EXERCISE REQUIREMENTS — Type out all the records again exactly.

*** PROVIDED RECORDS ***

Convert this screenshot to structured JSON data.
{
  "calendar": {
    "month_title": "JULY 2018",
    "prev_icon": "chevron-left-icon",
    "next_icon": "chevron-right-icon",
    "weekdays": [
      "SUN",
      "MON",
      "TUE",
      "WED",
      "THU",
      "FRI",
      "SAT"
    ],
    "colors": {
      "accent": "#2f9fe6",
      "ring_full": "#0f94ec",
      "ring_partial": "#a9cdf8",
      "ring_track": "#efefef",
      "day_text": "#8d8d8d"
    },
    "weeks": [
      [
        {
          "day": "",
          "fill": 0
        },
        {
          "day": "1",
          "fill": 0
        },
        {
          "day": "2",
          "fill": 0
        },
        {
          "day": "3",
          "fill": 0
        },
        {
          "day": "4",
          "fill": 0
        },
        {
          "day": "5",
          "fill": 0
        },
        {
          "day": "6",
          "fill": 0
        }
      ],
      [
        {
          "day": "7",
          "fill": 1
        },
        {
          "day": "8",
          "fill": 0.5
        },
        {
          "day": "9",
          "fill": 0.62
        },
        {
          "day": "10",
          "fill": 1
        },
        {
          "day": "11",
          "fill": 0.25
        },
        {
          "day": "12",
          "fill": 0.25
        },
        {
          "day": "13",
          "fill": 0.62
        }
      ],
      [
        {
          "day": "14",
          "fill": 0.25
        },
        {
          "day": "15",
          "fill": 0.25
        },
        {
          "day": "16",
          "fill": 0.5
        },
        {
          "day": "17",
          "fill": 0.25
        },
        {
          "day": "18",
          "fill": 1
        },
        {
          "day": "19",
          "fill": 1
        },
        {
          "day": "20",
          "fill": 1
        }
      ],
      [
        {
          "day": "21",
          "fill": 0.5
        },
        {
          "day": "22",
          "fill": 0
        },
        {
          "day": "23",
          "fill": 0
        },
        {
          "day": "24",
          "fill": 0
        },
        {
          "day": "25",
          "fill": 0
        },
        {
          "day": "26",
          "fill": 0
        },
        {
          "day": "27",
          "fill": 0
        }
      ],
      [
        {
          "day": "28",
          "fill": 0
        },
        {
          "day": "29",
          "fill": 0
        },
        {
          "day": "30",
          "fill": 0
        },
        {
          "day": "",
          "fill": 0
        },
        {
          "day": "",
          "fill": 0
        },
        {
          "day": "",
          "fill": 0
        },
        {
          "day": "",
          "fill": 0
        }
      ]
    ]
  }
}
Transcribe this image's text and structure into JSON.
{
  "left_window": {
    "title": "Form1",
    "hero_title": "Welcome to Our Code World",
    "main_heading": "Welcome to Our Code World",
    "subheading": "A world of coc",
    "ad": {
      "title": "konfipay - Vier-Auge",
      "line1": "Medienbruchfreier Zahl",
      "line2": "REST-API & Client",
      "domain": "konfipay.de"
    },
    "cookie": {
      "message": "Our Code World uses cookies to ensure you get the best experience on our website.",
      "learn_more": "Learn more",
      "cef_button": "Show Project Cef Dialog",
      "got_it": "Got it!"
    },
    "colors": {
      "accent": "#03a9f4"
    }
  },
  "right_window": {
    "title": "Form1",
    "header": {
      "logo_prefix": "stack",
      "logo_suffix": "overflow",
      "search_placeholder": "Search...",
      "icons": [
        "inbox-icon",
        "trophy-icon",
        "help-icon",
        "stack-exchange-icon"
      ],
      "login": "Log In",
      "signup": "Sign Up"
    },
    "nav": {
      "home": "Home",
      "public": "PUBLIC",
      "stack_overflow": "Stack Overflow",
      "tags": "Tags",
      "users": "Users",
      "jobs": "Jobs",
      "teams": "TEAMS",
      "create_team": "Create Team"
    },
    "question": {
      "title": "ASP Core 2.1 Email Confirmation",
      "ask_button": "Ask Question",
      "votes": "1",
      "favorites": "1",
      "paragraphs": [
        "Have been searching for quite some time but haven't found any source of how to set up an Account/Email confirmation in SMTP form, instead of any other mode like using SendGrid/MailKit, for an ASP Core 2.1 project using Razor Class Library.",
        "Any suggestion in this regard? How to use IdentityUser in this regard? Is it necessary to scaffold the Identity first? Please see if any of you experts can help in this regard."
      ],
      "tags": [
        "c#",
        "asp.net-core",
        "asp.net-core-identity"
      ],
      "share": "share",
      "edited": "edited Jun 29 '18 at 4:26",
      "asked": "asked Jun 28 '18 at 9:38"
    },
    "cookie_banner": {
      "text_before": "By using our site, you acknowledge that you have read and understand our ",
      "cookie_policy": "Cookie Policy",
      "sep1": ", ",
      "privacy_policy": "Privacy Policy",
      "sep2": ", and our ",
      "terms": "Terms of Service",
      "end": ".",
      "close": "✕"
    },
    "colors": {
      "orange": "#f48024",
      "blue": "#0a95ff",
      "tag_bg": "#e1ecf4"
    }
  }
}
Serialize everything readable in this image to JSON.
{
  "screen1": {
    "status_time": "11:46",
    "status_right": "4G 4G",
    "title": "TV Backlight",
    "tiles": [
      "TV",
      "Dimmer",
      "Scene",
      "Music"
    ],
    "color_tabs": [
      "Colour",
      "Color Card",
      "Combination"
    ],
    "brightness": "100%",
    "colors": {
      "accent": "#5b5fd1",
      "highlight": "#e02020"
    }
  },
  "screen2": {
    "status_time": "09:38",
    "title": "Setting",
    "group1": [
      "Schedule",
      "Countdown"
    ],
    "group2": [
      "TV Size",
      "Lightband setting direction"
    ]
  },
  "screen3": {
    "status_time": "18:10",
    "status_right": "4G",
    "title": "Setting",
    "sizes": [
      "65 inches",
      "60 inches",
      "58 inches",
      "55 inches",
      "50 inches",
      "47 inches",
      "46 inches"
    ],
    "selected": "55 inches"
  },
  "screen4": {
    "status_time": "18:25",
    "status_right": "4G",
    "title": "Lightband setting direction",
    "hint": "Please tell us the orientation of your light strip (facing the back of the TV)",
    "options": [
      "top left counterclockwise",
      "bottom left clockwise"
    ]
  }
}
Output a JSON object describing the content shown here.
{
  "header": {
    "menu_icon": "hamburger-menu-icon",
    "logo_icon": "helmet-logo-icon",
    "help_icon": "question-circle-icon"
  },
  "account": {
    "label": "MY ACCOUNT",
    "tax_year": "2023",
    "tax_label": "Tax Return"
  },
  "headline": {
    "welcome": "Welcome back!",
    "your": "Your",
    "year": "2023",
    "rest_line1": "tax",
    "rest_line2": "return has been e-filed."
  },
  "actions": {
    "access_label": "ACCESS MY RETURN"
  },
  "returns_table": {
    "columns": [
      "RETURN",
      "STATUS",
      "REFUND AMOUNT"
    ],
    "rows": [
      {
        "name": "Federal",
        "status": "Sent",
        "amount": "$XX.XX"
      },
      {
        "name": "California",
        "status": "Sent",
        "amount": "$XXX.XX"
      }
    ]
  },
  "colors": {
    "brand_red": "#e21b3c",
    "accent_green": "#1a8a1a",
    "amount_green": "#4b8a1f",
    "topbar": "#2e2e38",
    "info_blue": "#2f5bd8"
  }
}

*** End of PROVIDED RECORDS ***

SOLVED EXERCISE —
Convert this screenshot to structured JSON data.
{
  "calendar": {
    "month_title": "JULY 2018",
    "prev_icon": "chevron-left-icon",
    "next_icon": "chevron-right-icon",
    "weekdays": [
      "SUN",
      "MON",
      "TUE",
      "WED",
      "THU",
      "FRI",
      "SAT"
    ],
    "colors": {
      "accent": "#2f9fe6",
      "ring_full": "#0f94ec",
      "ring_partial": "#a9cdf8",
      "ring_track": "#efefef",
      "day_text": "#8d8d8d"
    },
    "weeks": [
      [
        {
          "day": "",
          "fill": 0
        },
        {
          "day": "1",
          "fill": 0
        },
        {
          "day": "2",
          "fill": 0
        },
        {
          "day": "3",
          "fill": 0
        },
        {
          "day": "4",
          "fill": 0
        },
        {
          "day": "5",
          "fill": 0
        },
        {
          "day": "6",
          "fill": 0
        }
      ],
      [
        {
          "day": "7",
          "fill": 1
        },
        {
          "day": "8",
          "fill": 0.5
        },
        {
          "day": "9",
          "fill": 0.62
        },
        {
          "day": "10",
          "fill": 1
        },
        {
          "day": "11",
          "fill": 0.25
        },
        {
          "day": "12",
          "fill": 0.25
        },
        {
          "day": "13",
          "fill": 0.62
        }
      ],
      [
        {
          "day": "14",
          "fill": 0.25
        },
        {
          "day": "15",
          "fill": 0.25
        },
        {
          "day": "16",
          "fill": 0.5
        },
        {
          "day": "17",
          "fill": 0.25
        },
        {
          "day": "18",
          "fill": 1
        },
        {
          "day": "19",
          "fill": 1
        },
        {
          "day": "20",
          "fill": 1
        }
      ],
      [
        {
          "day": "21",
          "fill": 0.5
        },
        {
          "day": "22",
          "fill": 0
        },
        {
          "day": "23",
          "fill": 0
        },
        {
          "day": "24",
          "fill": 0
        },
        {
          "day": "25",
          "fill": 0
        },
        {
          "day": "26",
          "fill": 0
        },
        {
          "day": "27",
          "fill": 0
        }
      ],
      [
        {
          "day": "28",
          "fill": 0
        },
        {
          "day": "29",
          "fill": 0
        },
        {
          "day": "30",
          "fill": 0
        },
        {
          "day": "",
          "fill": 0
        },
        {
          "day": "",
          "fill": 0
        },
        {
          "day": "",
          "fill": 0
        },
        {
          "day": "",
          "fill": 0
        }
      ]
    ]
  }
}
Transcribe this image's text and structure into JSON.
{
  "left_window": {
    "title": "Form1",
    "hero_title": "Welcome to Our Code World",
    "main_heading": "Welcome to Our Code World",
    "subheading": "A world of coc",
    "ad": {
      "title": "konfipay - Vier-Auge",
      "line1": "Medienbruchfreier Zahl",
      "line2": "REST-API & Client",
      "domain": "konfipay.de"
    },
    "cookie": {
      "message": "Our Code World uses cookies to ensure you get the best experience on our website.",
      "learn_more": "Learn more",
      "cef_button": "Show Project Cef Dialog",
      "got_it": "Got it!"
    },
    "colors": {
      "accent": "#03a9f4"
    }
  },
  "right_window": {
    "title": "Form1",
    "header": {
      "logo_prefix": "stack",
      "logo_suffix": "overflow",
      "search_placeholder": "Search...",
      "icons": [
        "inbox-icon",
        "trophy-icon",
        "help-icon",
        "stack-exchange-icon"
      ],
      "login": "Log In",
      "signup": "Sign Up"
    },
    "nav": {
      "home": "Home",
      "public": "PUBLIC",
      "stack_overflow": "Stack Overflow",
      "tags": "Tags",
      "users": "Users",
      "jobs": "Jobs",
      "teams": "TEAMS",
      "create_team": "Create Team"
    },
    "question": {
      "title": "ASP Core 2.1 Email Confirmation",
      "ask_button": "Ask Question",
      "votes": "1",
      "favorites": "1",
      "paragraphs": [
        "Have been searching for quite some time but haven't found any source of how to set up an Account/Email confirmation in SMTP form, instead of any other mode like using SendGrid/MailKit, for an ASP Core 2.1 project using Razor Class Library.",
        "Any suggestion in this regard? How to use IdentityUser in this regard? Is it necessary to scaffold the Identity first? Please see if any of you experts can help in this regard."
      ],
      "tags": [
        "c#",
        "asp.net-core",
        "asp.net-core-identity"
      ],
      "share": "share",
      "edited": "edited Jun 29 '18 at 4:26",
      "asked": "asked Jun 28 '18 at 9:38"
    },
    "cookie_banner": {
      "text_before": "By using our site, you acknowledge that you have read and understand our ",
      "cookie_policy": "Cookie Policy",
      "sep1": ", ",
      "privacy_policy": "Privacy Policy",
      "sep2": ", and our ",
      "terms": "Terms of Service",
      "end": ".",
      "close": "✕"
    },
    "colors": {
      "orange": "#f48024",
      "blue": "#0a95ff",
      "tag_bg": "#e1ecf4"
    }
  }
}
Serialize everything readable in this image to JSON.
{
  "screen1": {
    "status_time": "11:46",
    "status_right": "4G 4G",
    "title": "TV Backlight",
    "tiles": [
      "TV",
      "Dimmer",
      "Scene",
      "Music"
    ],
    "color_tabs": [
      "Colour",
      "Color Card",
      "Combination"
    ],
    "brightness": "100%",
    "colors": {
      "accent": "#5b5fd1",
      "highlight": "#e02020"
    }
  },
  "screen2": {
    "status_time": "09:38",
    "title": "Setting",
    "group1": [
      "Schedule",
      "Countdown"
    ],
    "group2": [
      "TV Size",
      "Lightband setting direction"
    ]
  },
  "screen3": {
    "status_time": "18:10",
    "status_right": "4G",
    "title": "Setting",
    "sizes": [
      "65 inches",
      "60 inches",
      "58 inches",
      "55 inches",
      "50 inches",
      "47 inches",
      "46 inches"
    ],
    "selected": "55 inches"
  },
  "screen4": {
    "status_time": "18:25",
    "status_right": "4G",
    "title": "Lightband setting direction",
    "hint": "Please tell us the orientation of your light strip (facing the back of the TV)",
    "options": [
      "top left counterclockwise",
      "bottom left clockwise"
    ]
  }
}
Output a JSON object describing the content shown here.
{
  "header": {
    "menu_icon": "hamburger-menu-icon",
    "logo_icon": "helmet-logo-icon",
    "help_icon": "question-circle-icon"
  },
  "account": {
    "label": "MY ACCOUNT",
    "tax_year": "2023",
    "tax_label": "Tax Return"
  },
  "headline": {
    "welcome": "Welcome back!",
    "your": "Your",
    "year": "2023",
    "rest_line1": "tax",
    "rest_line2": "return has been e-filed."
  },
  "actions": {
    "access_label": "ACCESS MY RETURN"
  },
  "returns_table": {
    "columns": [
      "RETURN",
      "STATUS",
      "REFUND AMOUNT"
    ],
    "rows": [
      {
        "name": "Federal",
        "status": "Sent",
        "amount": "$XX.XX"
      },
      {
        "name": "California",
        "status": "Sent",
        "amount": "$XXX.XX"
      }
    ]
  },
  "colors": {
    "brand_red": "#e21b3c",
    "accent_green": "#1a8a1a",
    "amount_green": "#4b8a1f",
    "topbar": "#2e2e38",
    "info_blue": "#2f5bd8"
  }
}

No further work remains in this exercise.